**** Records supplied ****
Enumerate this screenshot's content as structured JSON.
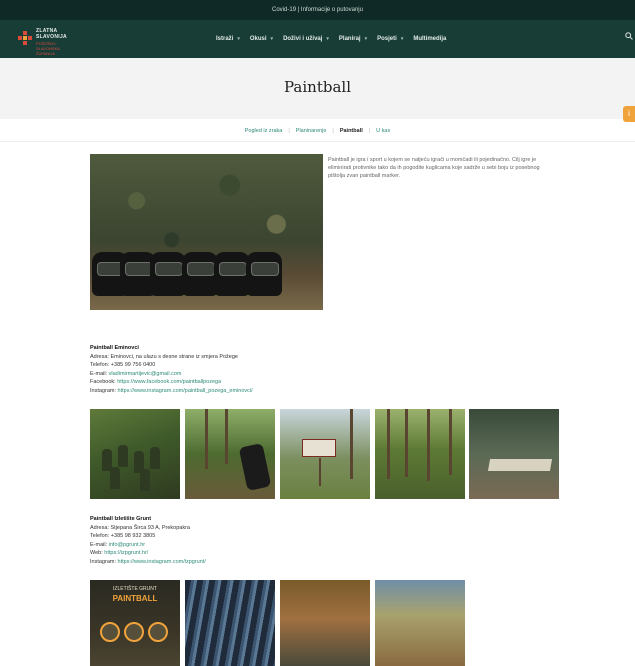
{
  "topbar": {
    "notice": "Covid-19 | Informacije o putovanju"
  },
  "logo": {
    "line1": "ZLATNA",
    "line2": "SLAVONIJA",
    "subline": "POŽEŠKO-SLAVONSKA ŽUPANIJA"
  },
  "nav": {
    "items": [
      {
        "label": "Istraži",
        "has_dropdown": true
      },
      {
        "label": "Okusi",
        "has_dropdown": true
      },
      {
        "label": "Doživi i uživaj",
        "has_dropdown": true
      },
      {
        "label": "Planiraj",
        "has_dropdown": true
      },
      {
        "label": "Posjeti",
        "has_dropdown": true
      },
      {
        "label": "Multimedija",
        "has_dropdown": false
      }
    ],
    "search_icon": "search-icon"
  },
  "hero": {
    "title": "Paintball"
  },
  "side_tab": {
    "icon": "info-icon",
    "glyph": "i"
  },
  "breadcrumbs": [
    {
      "label": "Pogled iz zraka",
      "active": false
    },
    {
      "label": "Planinarenje",
      "active": false
    },
    {
      "label": "Paintball",
      "active": true
    },
    {
      "label": "U kas",
      "active": false
    }
  ],
  "intro": {
    "text": "Paintball je igra i sport u kojem se natjeću igrači u momčadi ili pojedinačno. Cilj igre je eliminirati protivnike tako da ih pogodite kuglicama koje sadrže u sebi boju iz posebnog pištolja zvan paintball marker."
  },
  "clubs": [
    {
      "name": "Paintball Eminovci",
      "address_label": "Adresa:",
      "address": "Eminovci, na ulazu s desne strane iz smjera Požege",
      "phone_label": "Telefon:",
      "phone": "+385 99 756 0400",
      "email_label": "E-mail:",
      "email": "vladimirmartijevic@gmail.com",
      "facebook_label": "Facebook:",
      "facebook": "https://www.facebook.com/paintballpozega",
      "instagram_label": "Instagram:",
      "instagram": "https://www.instagram.com/paintball_pozega_eminovci/"
    },
    {
      "name": "Paintball Izletište Grunt",
      "address_label": "Adresa:",
      "address": "Stjepana Širca 93 A, Prekopakra",
      "phone_label": "Telefon:",
      "phone": "+385 98 932 3805",
      "email_label": "E-mail:",
      "email": "info@pgrunt.hr",
      "web_label": "Web:",
      "web": "https://izpgrunt.hr/",
      "instagram_label": "Instagram:",
      "instagram": "https://www.instagram.com/izpgrunt/"
    }
  ],
  "poster": {
    "top": "IZLETIŠTE GRUNT",
    "title": "PAINTBALL"
  }
}
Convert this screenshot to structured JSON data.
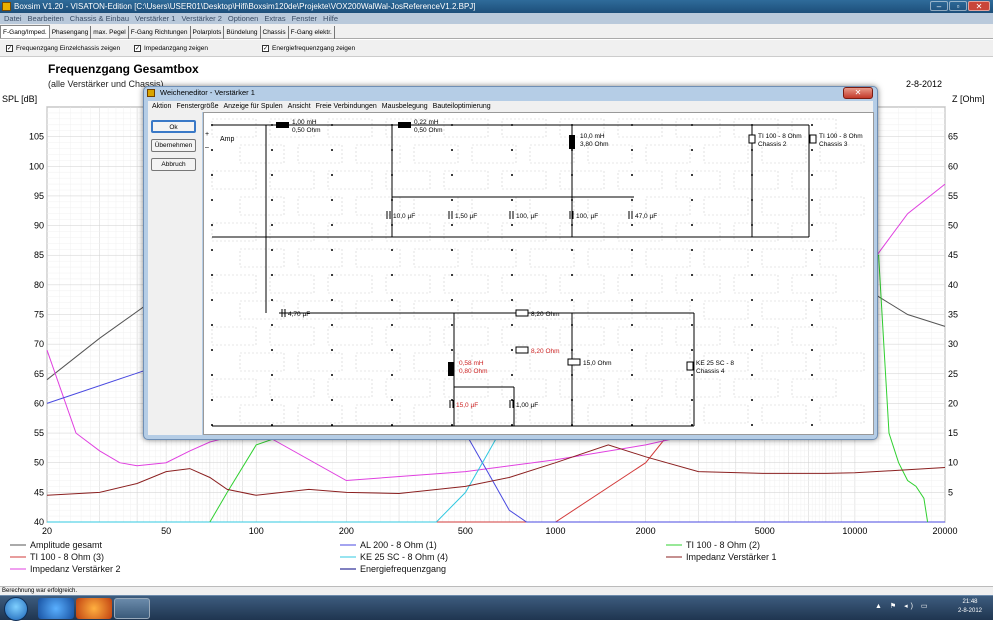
{
  "app": {
    "title": "Boxsim V1.20 - VISATON-Edition [C:\\Users\\USER01\\Desktop\\Hifi\\Boxsim120de\\Projekte\\VOX200WalWal-JosReferenceV1.2.BPJ]",
    "window_controls": [
      "–",
      "▫",
      "✕"
    ]
  },
  "menu": [
    "Datei",
    "Bearbeiten",
    "Chassis & Einbau",
    "Verstärker 1",
    "Verstärker 2",
    "Optionen",
    "Extras",
    "Fenster",
    "Hilfe"
  ],
  "tabs": [
    "F-Gang/Imped.",
    "Phasengang",
    "max. Pegel",
    "F-Gang Richtungen",
    "Polarplots",
    "Bündelung",
    "Chassis",
    "F-Gang elektr."
  ],
  "active_tab": 0,
  "checks": [
    {
      "label": "Frequenzgang Einzelchassis zeigen",
      "checked": true
    },
    {
      "label": "Impedanzgang zeigen",
      "checked": true
    },
    {
      "label": "Energiefrequenzgang zeigen",
      "checked": true
    }
  ],
  "chart": {
    "title": "Frequenzgang Gesamtbox",
    "subtitle": "(alle Verstärker und Chassis)",
    "date": "2-8-2012",
    "ylabel_left": "SPL [dB]",
    "ylabel_right": "Z [Ohm]"
  },
  "chart_data": {
    "type": "line",
    "title": "Frequenzgang Gesamtbox",
    "subtitle": "(alle Verstärker und Chassis)",
    "xscale": "log",
    "xlim": [
      20,
      20000
    ],
    "x_ticks": [
      20,
      50,
      100,
      200,
      500,
      1000,
      2000,
      5000,
      10000,
      20000
    ],
    "ylabel": "SPL [dB]",
    "ylim": [
      40,
      110
    ],
    "y_ticks": [
      40,
      45,
      50,
      55,
      60,
      65,
      70,
      75,
      80,
      85,
      90,
      95,
      100,
      105
    ],
    "y2label": "Z [Ohm]",
    "y2lim": [
      0,
      70
    ],
    "y2_ticks": [
      5,
      10,
      15,
      20,
      25,
      30,
      35,
      40,
      45,
      50,
      55,
      60,
      65
    ],
    "grid": true,
    "series": [
      {
        "name": "Amplitude gesamt",
        "color": "#555555",
        "axis": "left",
        "x": [
          20,
          30,
          50,
          70,
          100,
          200,
          500,
          1000,
          2000,
          3000,
          5000,
          6000,
          7000,
          8000,
          10000,
          12000,
          15000,
          20000
        ],
        "y": [
          64,
          71,
          79,
          80.5,
          82,
          86,
          88,
          87,
          87.5,
          88.5,
          90,
          88,
          86,
          84,
          81,
          78,
          75,
          73
        ]
      },
      {
        "name": "TI 100 - 8 Ohm (3)",
        "color": "#d23b3b",
        "axis": "left",
        "x": [
          20,
          200,
          1000,
          2000,
          5000,
          8000,
          10000
        ],
        "y": [
          40,
          40,
          40,
          50,
          75,
          90,
          95
        ]
      },
      {
        "name": "Impedanz Verstärker 2",
        "color": "#e040e0",
        "axis": "right",
        "x": [
          20,
          25,
          30,
          35,
          40,
          50,
          60,
          70,
          100,
          200,
          500,
          1000,
          2000,
          3000,
          5000,
          8000,
          10000,
          15000,
          20000
        ],
        "y": [
          29,
          15,
          12,
          10,
          9.5,
          10,
          12,
          13.5,
          15.5,
          7,
          8.5,
          10.5,
          13,
          15,
          22,
          32,
          40,
          52,
          57
        ]
      },
      {
        "name": "AL 200 - 8 Ohm (1)",
        "color": "#4848e0",
        "axis": "left",
        "x": [
          20,
          300,
          400,
          500,
          600,
          700,
          800,
          1000,
          20000
        ],
        "y": [
          60,
          80,
          82,
          55,
          48,
          42,
          40,
          40,
          40
        ]
      },
      {
        "name": "KE 25 SC - 8 Ohm    (4)",
        "color": "#30c8e0",
        "axis": "left",
        "x": [
          20,
          400,
          500,
          600,
          700,
          1000,
          2000
        ],
        "y": [
          40,
          40,
          45,
          52,
          58,
          75,
          88
        ]
      },
      {
        "name": "Energiefrequenzgang",
        "color": "#000080",
        "axis": "left",
        "x": [],
        "y": []
      },
      {
        "name": "TI 100 - 8 Ohm (2)",
        "color": "#30d030",
        "axis": "left",
        "x": [
          70,
          80,
          100,
          130,
          150,
          12000,
          13000,
          14000,
          15000,
          16000,
          17000,
          17500
        ],
        "y": [
          40,
          45,
          53,
          55,
          60,
          85,
          55,
          50,
          47,
          46,
          44,
          40
        ]
      },
      {
        "name": "Impedanz Verstärker 1",
        "color": "#8b2020",
        "axis": "right",
        "x": [
          20,
          30,
          40,
          50,
          60,
          70,
          80,
          100,
          150,
          200,
          300,
          500,
          700,
          1000,
          1500,
          2000,
          3000,
          5000,
          8000,
          10000,
          15000,
          20000
        ],
        "y": [
          4.5,
          5,
          6.5,
          8.5,
          9,
          7.5,
          5.5,
          4.5,
          5.5,
          5,
          4.8,
          6,
          7.5,
          10,
          13,
          11,
          8.5,
          8.2,
          8.2,
          8.3,
          8.8,
          9.2
        ]
      }
    ]
  },
  "dialog": {
    "title": "Weicheneditor - Verstärker 1",
    "menu": [
      "Aktion",
      "Fenstergröße",
      "Anzeige für Spulen",
      "Ansicht",
      "Freie Verbindungen",
      "Mausbelegung",
      "Bauteiloptimierung"
    ],
    "buttons": [
      "Ok",
      "Übernehmen",
      "Abbruch"
    ],
    "amp_label": "Amp",
    "components": [
      {
        "name": "L1",
        "label": "1,00 mH\n0,50 Ohm",
        "kind": "coil",
        "color": "#000"
      },
      {
        "name": "L2",
        "label": "0,22 mH\n0,50 Ohm",
        "kind": "coil",
        "color": "#000"
      },
      {
        "name": "L3",
        "label": "10,0 mH\n3,80 Ohm",
        "kind": "coil",
        "color": "#000"
      },
      {
        "name": "C1",
        "label": "10,0 µF",
        "kind": "cap",
        "color": "#000"
      },
      {
        "name": "C2",
        "label": "1,50 µF",
        "kind": "cap",
        "color": "#000"
      },
      {
        "name": "C3",
        "label": "100, µF",
        "kind": "cap",
        "color": "#000"
      },
      {
        "name": "C4",
        "label": "100, µF",
        "kind": "cap",
        "color": "#000"
      },
      {
        "name": "C5",
        "label": "47,0 µF",
        "kind": "cap",
        "color": "#000"
      },
      {
        "name": "D1",
        "label": "TI 100 - 8 Ohm\nChassis 2",
        "kind": "driver",
        "color": "#000"
      },
      {
        "name": "D2",
        "label": "TI 100 - 8 Ohm\nChassis 3",
        "kind": "driver",
        "color": "#000"
      },
      {
        "name": "C6",
        "label": "4,70 µF",
        "kind": "cap",
        "color": "#000"
      },
      {
        "name": "R1",
        "label": "8,20 Ohm",
        "kind": "res",
        "color": "#000"
      },
      {
        "name": "R2",
        "label": "8,20 Ohm",
        "kind": "res",
        "color": "#cc2020"
      },
      {
        "name": "R3",
        "label": "15,0 Ohm",
        "kind": "res",
        "color": "#000"
      },
      {
        "name": "L4",
        "label": "0,58 mH\n0,80 Ohm",
        "kind": "coil",
        "color": "#cc2020"
      },
      {
        "name": "C7",
        "label": "15,0 µF",
        "kind": "cap",
        "color": "#cc2020"
      },
      {
        "name": "C8",
        "label": "1,00 µF",
        "kind": "cap",
        "color": "#000"
      },
      {
        "name": "D3",
        "label": "KE 25 SC - 8\nChassis 4",
        "kind": "driver",
        "color": "#000"
      }
    ]
  },
  "statusbar": "Berechnung war erfolgreich.",
  "taskbar": {
    "time": "21:48",
    "date": "2-8-2012",
    "tray": "▲ ⚑ ◂) ▭"
  }
}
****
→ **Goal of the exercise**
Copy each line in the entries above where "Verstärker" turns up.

→ **Response area**
    "Verstärker 1",
    "Verstärker 2",
    "subtitle": "(alle Verstärker und Chassis)",
    "subtitle": "(alle Verstärker und Chassis)",
        "name": "Impedanz Verstärker 2",
        "name": "Impedanz Verstärker 1",
    "title": "Weicheneditor - Verstärker 1",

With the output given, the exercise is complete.